The DCAA Q&A Session (Explanation)
In anticipation of widespread public interest in the strategy of bringing DCAA in to solve the unsolvable, thus, to achieve the unachievable, the following Q&A was posted:
Q: Why DCAA (beyond the name inclusive of the word “audit”)?
A: DCAA has demonstrated the tenacity to identify and address problems through creative thinking, in particular, redefining audit risk to effectively reduce its workload and to eliminate its incurred cost backlog. It is actually doing less auditing, but it sure sounds good.
- But can DCAA summarily and unilaterally redefine audit risk in application to a comprehensive audit of the Federal Government Financial Statements?
- Why not? DCAA, in collaboration with the DoD-IG and the GAO, decided that $250 million of a contractor’s incurred costs isn’t worth auditing and that’s in a universe of perhaps $250 billion. If we extract that to the amounts in the total Government Financial Statements, only a few agencies will even be audited. Why worry about a few hundred billion here and there in a world of $23 trillion-dollar deficits? It will, in fact, materiality be a percentage of the national debt, a concept which will constantly increase the level of materiality.
Q: Specifically, how will DCAA assist the Government in obtaining a clean opinion on the Federal Government Financial Statements?
A: The simple answer, manipulate (err…change) the definition of a “clean opinion” to fit whatever happens. If one is dealing with terminology which is a “work of art”, one should become an artist and reinterpret the “work of art.” That’s how DCAA eliminated its incurred cost backlog, by unilaterally and quietly changing its definition of “backlog”. It started out as the total number in DCAA’s in-box, but DCAA quietly changed that to be the number of incurred cost submissions greater than two years old. If a goal is too high, simply lower the bar.
Q: Are there any other strategies to achieve auditable Federal Government Financial Statements?
A: Employ alternative evaluation techniques such as that used to quantify the annual amounts the Government disbursed on “improper payments."
Q: What’s that evaluation technique?
A: Don’t measure actual payments, but merely estimate those amounts. If they seem to be too high, change the estimating techniques to achieve success (lower estimates).
Q: When do you expect these strategies to yield auditable financial statements?
A: Sure, it’s not in DCAA’s nature to rush anything and besides, 2040 is the 50th anniversary of the 1990 CFO Act, when we can then celebrate audited financial statements; except for the thousands of Government employees and independent consultants (Government contractors) who have been part of this expensive and seemingly endless effort to obtain Government Financial Data which (if achieved), will probably raise questions as to the fiscal survivability of the US Government..
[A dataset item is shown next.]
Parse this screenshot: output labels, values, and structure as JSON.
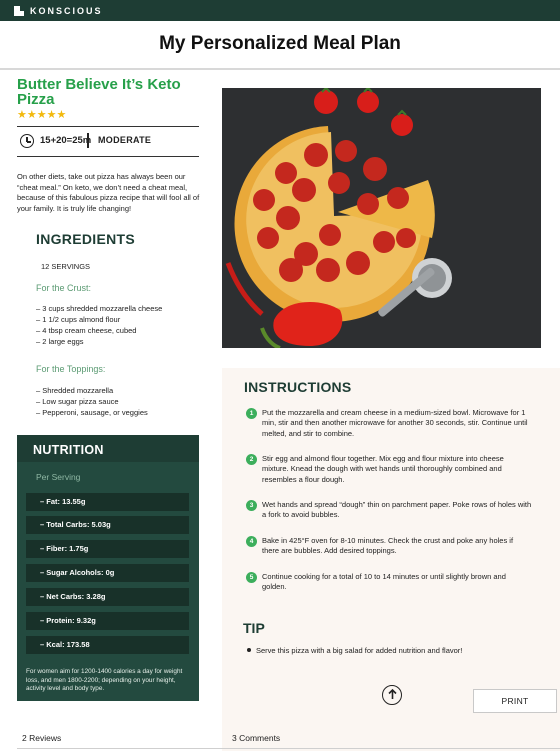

Q: OMG, what if those 2040 financial statements show extremely dire financial data?
A: Change the estimates and replace the report.